But while the hallmarks of performativity are present in such interventions—masks, costumes, and accessories tied to cosplay, gaming, camouflage, and anime—little movement is involved, with Abbas relying instead on practices like hikikomori or the 'avoidance of social contact' where inhabitation and immobility serve as their own form of action.
For Fake Present Eons (After Posenenske) (2019), Abbas bent, folded, and cut holes into galvanised steel sheeting, adding fans to the resulting quasi-architectonic structures, with masked and costumed performers once again absorbed into the installation.
The commissioned work was exhibited in several locations throughout Tai Kwun Contemporary as part of Phantom Plane: Cyberpunk in the Year of the Future (5 October 2019–4 January 2020), and responds to late minimalist sculptor Charlotte Posenenske's characteristic use of aluminium sheeting from HVAC units to mimic existing systems within the built environment.
However, Abbas' installation is not merely taking up Posenenske's work as being openly reproducible, nor is it paying homage to an artist who famously quit art to work directly for social change. If anything, Abbas reimagines productivity and the role of stasis—whether in slowing down the body's relation to the environment that shapes it, or by fusing what Posenenske's narrative implies to his own work or that of other artists.
Despite the absence of a performer, the repetitive gesture of stacking and layering embodied by his contribution to Household Gods gives evidence, and thus credence, to the creative labour that Abbas foregrounds in his work. Even as it questions when and if to stay still, and when to stop altogether.—[O]
1 Household Gods press release.

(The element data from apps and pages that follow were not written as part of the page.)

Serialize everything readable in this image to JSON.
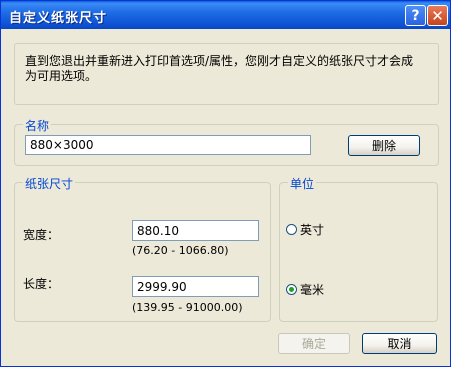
{
  "window": {
    "title": "自定义纸张尺寸",
    "help_glyph": "?",
    "close_glyph": "✕"
  },
  "info": {
    "text": "直到您退出并重新进入打印首选项/属性，您刚才自定义的纸张尺寸才会成为可用选项。"
  },
  "name_group": {
    "label": "名称",
    "value": "880×3000",
    "delete_button": "删除"
  },
  "size_group": {
    "label": "纸张尺寸",
    "width_label": "宽度：",
    "width_value": "880.10",
    "width_range": "(76.20 - 1066.80)",
    "length_label": "长度：",
    "length_value": "2999.90",
    "length_range": "(139.95 - 91000.00)"
  },
  "unit_group": {
    "label": "单位",
    "options": [
      {
        "label": "英寸",
        "selected": false
      },
      {
        "label": "毫米",
        "selected": true
      }
    ]
  },
  "buttons": {
    "ok": "确定",
    "ok_enabled": false,
    "cancel": "取消"
  }
}
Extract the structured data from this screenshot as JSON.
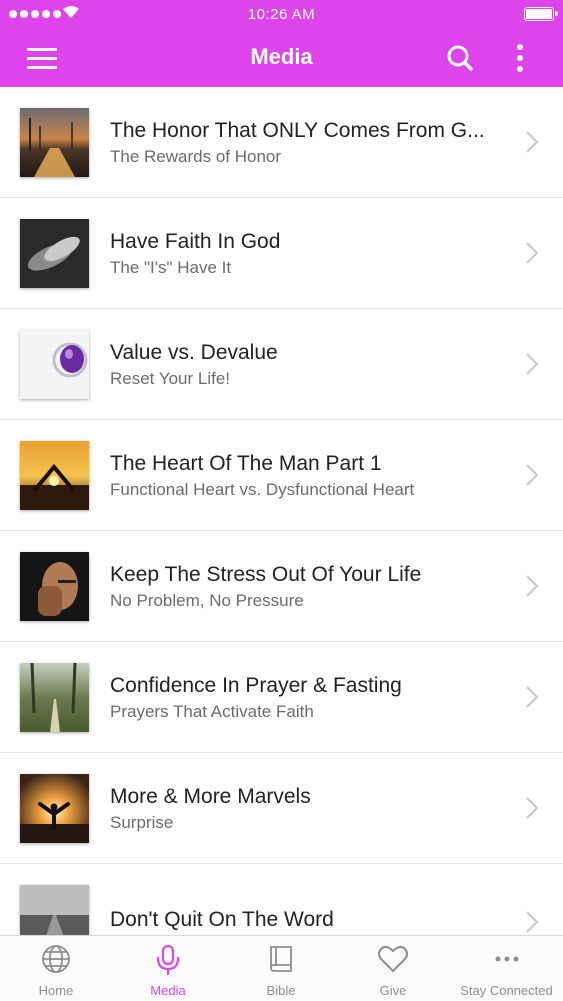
{
  "status_bar": {
    "time": "10:26 AM"
  },
  "header": {
    "title": "Media"
  },
  "icons": {
    "menu": "hamburger-icon",
    "search": "search-icon",
    "more": "more-vertical-icon"
  },
  "media_items": [
    {
      "title": "The Honor That ONLY Comes From G...",
      "subtitle": "The Rewards of Honor"
    },
    {
      "title": "Have Faith In God",
      "subtitle": "The \"I's\" Have It"
    },
    {
      "title": "Value vs. Devalue",
      "subtitle": "Reset Your Life!"
    },
    {
      "title": "The Heart Of The Man Part 1",
      "subtitle": "Functional Heart vs. Dysfunctional Heart"
    },
    {
      "title": "Keep The Stress Out Of Your Life",
      "subtitle": "No Problem, No Pressure"
    },
    {
      "title": "Confidence In Prayer & Fasting",
      "subtitle": "Prayers That Activate Faith"
    },
    {
      "title": "More & More Marvels",
      "subtitle": "Surprise"
    },
    {
      "title": "Don't Quit On The Word",
      "subtitle": ""
    }
  ],
  "tab_bar": {
    "tabs": [
      {
        "label": "Home",
        "icon": "globe-icon"
      },
      {
        "label": "Media",
        "icon": "microphone-icon",
        "active": true
      },
      {
        "label": "Bible",
        "icon": "book-icon"
      },
      {
        "label": "Give",
        "icon": "heart-icon"
      },
      {
        "label": "Stay Connected",
        "icon": "more-horizontal-icon"
      }
    ]
  },
  "colors": {
    "accent": "#dd44ec",
    "inactive": "#8e8e8e"
  }
}
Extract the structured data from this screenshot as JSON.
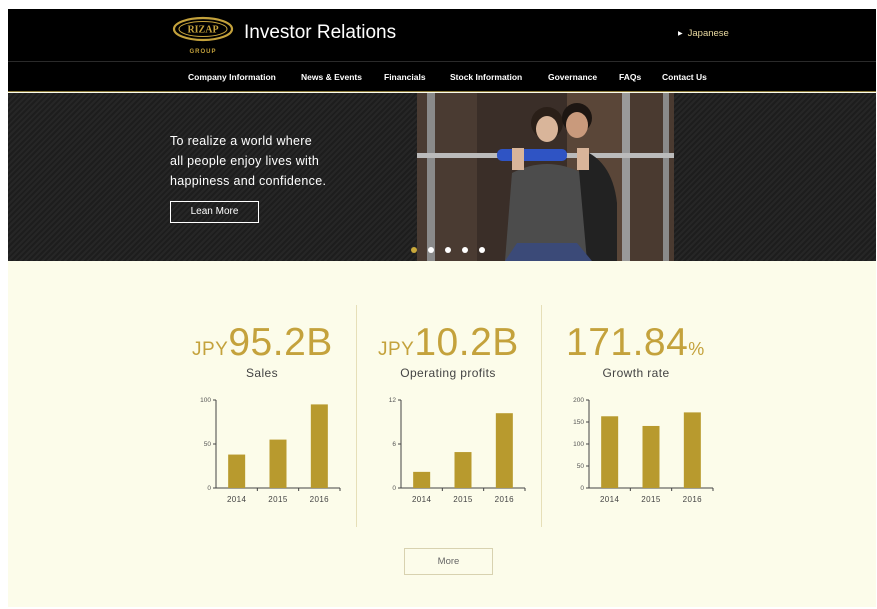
{
  "header": {
    "logo_text": "RIZAP",
    "logo_sub": "GROUP",
    "title": "Investor Relations",
    "language_link": "Japanese"
  },
  "nav": {
    "items": [
      {
        "label": "Company Information"
      },
      {
        "label": "News & Events"
      },
      {
        "label": "Financials"
      },
      {
        "label": "Stock Information"
      },
      {
        "label": "Governance"
      },
      {
        "label": "FAQs"
      },
      {
        "label": "Contact Us"
      }
    ]
  },
  "hero": {
    "line1": "To realize a world where",
    "line2": "all people enjoy lives with",
    "line3": "happiness and confidence.",
    "button_label": "Lean More",
    "slide_count": 5,
    "active_slide": 1
  },
  "stats": [
    {
      "prefix": "JPY",
      "value": "95.2B",
      "suffix": "",
      "label": "Sales"
    },
    {
      "prefix": "JPY",
      "value": "10.2B",
      "suffix": "",
      "label": "Operating profits"
    },
    {
      "prefix": "",
      "value": "171.84",
      "suffix": "%",
      "label": "Growth rate"
    }
  ],
  "more_button": "More",
  "colors": {
    "accent_gold": "#c4a23c",
    "bar_gold": "#b89a2e",
    "header_bg": "#000000",
    "page_bg": "#fcfcea"
  },
  "chart_data": [
    {
      "type": "bar",
      "categories": [
        "2014",
        "2015",
        "2016"
      ],
      "values": [
        38,
        55,
        95
      ],
      "ylim": [
        0,
        100
      ],
      "yticks": [
        "0",
        "50",
        "100"
      ],
      "xlabel": "",
      "ylabel": "",
      "title": ""
    },
    {
      "type": "bar",
      "categories": [
        "2014",
        "2015",
        "2016"
      ],
      "values": [
        2.2,
        4.9,
        10.2
      ],
      "ylim": [
        0,
        12
      ],
      "yticks": [
        "0",
        "6",
        "12"
      ],
      "xlabel": "",
      "ylabel": "",
      "title": ""
    },
    {
      "type": "bar",
      "categories": [
        "2014",
        "2015",
        "2016"
      ],
      "values": [
        163,
        141,
        171.84
      ],
      "ylim": [
        0,
        200
      ],
      "yticks": [
        "0",
        "50",
        "100",
        "150",
        "200"
      ],
      "xlabel": "",
      "ylabel": "",
      "title": ""
    }
  ]
}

2 Giampaolo Bianconi, 'Artist Profile: Nadim Abbas', Rhizome, 12 July 2012, https://rhizome.org/editorial/2012/jul/12/artist-profile-nadim-abbas/